Steve Jobs 1990 interview

Chrisann Brennan, who for years was the girlfriend of Steve Jobs (and mother to his first child Lisa), is preparing to release a memoir recounting her time spent with the late Apple co-founder. The New York Post has today posted an excerpt of The Bite in the Apple: a Memoir of My Life with Steve Jobs, revealing an intimate and at times troubling portrait of Jobs as his company morphed from a garage project into a legitimate technology titan. Rather than focus on Apple, Brennan instead traces the evolution of Jobs' personality. "Steve often said that he had a strong sense of having had a past life as a World War II pilot," she writes. "But that’s not how I pictured him in 1977. Apple was taking off and Steve wasn’t in an airplane, he was in a rocket ship blasting out beyond the atmosphere of what anyone imagined possible. And he was changing."

"Excellence had always been a gorgeous thing in Steve, but now he was using it like a weapon."

According to Brennan, she and Jobs shared something of a "hot and cold" relationship. "We were completely crazy about each other and utterly bored in turns," she says. "We shared nice dinners and some beautiful evenings, but we could barely sustain a sense of emotional intimacy, much less build on it." Brennan writes of late-night discussions on spirituality — inspired by Jobs' close relationship with Japanese Zen master Kobun Chino Otogawa.

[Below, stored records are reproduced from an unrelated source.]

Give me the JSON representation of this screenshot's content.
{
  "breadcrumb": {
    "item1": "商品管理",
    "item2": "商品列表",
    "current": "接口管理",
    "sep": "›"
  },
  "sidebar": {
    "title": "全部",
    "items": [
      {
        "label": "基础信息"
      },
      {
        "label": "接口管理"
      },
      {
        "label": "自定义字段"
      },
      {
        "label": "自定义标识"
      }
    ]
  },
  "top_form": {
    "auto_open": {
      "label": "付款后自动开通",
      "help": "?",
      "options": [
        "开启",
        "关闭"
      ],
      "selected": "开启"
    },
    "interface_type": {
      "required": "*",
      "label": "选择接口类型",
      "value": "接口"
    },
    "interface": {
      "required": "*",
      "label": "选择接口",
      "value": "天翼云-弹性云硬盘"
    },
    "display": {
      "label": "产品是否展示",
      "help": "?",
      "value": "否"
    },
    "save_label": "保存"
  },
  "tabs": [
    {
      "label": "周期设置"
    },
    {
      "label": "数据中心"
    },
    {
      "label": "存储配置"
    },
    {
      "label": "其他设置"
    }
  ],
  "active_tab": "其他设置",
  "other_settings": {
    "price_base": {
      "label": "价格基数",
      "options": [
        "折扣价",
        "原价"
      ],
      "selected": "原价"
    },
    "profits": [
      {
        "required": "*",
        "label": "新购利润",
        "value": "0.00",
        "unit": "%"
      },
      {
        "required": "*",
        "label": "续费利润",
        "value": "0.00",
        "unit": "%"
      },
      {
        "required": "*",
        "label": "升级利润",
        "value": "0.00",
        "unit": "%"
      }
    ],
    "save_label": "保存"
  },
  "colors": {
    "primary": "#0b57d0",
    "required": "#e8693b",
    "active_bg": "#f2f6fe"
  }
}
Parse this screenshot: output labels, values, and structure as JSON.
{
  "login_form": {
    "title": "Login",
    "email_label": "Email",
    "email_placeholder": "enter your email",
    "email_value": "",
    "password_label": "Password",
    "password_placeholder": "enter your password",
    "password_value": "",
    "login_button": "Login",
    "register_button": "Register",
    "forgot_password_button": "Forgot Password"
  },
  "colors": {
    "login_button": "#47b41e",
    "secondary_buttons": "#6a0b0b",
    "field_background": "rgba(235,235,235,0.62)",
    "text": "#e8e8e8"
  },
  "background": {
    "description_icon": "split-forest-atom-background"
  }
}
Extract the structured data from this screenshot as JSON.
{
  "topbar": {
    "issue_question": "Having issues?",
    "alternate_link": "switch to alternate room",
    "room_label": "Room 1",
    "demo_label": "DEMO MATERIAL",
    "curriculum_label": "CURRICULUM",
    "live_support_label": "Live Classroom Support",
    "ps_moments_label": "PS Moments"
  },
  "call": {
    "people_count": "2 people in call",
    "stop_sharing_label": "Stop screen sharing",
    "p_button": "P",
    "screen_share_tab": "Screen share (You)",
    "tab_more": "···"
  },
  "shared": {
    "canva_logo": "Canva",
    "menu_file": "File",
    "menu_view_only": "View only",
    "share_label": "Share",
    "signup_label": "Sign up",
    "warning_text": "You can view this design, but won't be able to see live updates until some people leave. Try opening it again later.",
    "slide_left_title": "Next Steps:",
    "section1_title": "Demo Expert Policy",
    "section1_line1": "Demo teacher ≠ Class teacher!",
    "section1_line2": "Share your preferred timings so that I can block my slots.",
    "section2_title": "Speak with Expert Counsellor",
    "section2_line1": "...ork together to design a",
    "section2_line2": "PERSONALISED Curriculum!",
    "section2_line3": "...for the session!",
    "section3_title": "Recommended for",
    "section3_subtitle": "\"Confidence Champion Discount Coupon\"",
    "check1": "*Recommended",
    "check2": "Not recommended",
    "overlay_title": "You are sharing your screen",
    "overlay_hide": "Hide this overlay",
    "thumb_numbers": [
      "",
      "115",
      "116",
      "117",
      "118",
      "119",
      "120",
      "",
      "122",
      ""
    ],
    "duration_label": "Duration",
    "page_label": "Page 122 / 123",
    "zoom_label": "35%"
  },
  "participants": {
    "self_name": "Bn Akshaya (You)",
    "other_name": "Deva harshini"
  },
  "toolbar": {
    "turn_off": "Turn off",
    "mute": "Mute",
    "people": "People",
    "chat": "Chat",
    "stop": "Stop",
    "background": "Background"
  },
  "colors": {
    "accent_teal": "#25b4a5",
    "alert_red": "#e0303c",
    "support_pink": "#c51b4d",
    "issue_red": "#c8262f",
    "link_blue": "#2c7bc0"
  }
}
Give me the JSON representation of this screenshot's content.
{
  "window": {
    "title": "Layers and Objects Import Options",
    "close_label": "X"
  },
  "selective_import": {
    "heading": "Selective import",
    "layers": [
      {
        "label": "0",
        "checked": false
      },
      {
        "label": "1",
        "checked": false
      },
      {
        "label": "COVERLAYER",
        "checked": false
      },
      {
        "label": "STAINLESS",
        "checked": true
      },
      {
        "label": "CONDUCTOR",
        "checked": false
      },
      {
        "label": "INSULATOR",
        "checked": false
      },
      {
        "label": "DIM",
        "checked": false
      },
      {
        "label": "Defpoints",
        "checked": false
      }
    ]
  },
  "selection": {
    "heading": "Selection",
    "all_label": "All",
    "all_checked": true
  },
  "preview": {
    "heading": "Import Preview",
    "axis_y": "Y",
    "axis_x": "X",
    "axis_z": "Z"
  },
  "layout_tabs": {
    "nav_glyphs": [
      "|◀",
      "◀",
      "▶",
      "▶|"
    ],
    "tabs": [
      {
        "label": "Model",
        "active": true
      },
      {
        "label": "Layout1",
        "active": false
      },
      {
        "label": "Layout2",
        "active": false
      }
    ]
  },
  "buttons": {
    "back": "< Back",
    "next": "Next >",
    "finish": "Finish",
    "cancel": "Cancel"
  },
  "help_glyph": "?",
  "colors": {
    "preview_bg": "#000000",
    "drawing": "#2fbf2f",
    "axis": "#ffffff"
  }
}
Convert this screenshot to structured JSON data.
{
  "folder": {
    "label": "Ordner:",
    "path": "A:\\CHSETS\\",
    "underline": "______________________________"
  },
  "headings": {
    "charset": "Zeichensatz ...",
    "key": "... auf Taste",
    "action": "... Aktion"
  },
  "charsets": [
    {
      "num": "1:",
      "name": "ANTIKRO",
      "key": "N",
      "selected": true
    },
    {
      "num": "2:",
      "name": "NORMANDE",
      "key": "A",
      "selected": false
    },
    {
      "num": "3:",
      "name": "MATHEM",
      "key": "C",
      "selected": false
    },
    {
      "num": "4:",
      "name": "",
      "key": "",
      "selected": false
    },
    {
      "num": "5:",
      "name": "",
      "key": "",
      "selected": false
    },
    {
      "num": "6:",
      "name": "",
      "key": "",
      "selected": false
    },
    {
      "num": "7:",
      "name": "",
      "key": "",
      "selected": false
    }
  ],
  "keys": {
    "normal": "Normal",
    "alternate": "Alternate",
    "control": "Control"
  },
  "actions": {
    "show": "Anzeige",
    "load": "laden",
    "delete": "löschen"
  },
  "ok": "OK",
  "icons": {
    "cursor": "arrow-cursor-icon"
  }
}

But Brennan would grow uncomfortable with Steve Jobs as her "spiritual adviser," and she also took issue with his growing and often "vicious" ego. There came a point, says Brennan, when Jobs could no longer be bothered with everyday chores like cleaning dishes. "As Apple grew, so did Steve’s sense of self-entitlement; in parallel they both seemed to take on lives of their own.

"Excellence had always been a gorgeous thing in Steve, but now he was using it like a weapon," writes Brennan. "Though I would try to adapt to the change, it all soon outweighed his value to me." Jobs would for years deny that he was the father of Lisa Brennan Jobs, though he ultimately went on to forge a loving relationship with his daughter. The excerpt also suggests that Brennan and Jobs eventually made peace with one another despite the abrupt end of their relationship. Fifteen years after they parted ways, Brennan says that Jobs called her to thank her for the intimate times they shared together. "His timing had always been so particular."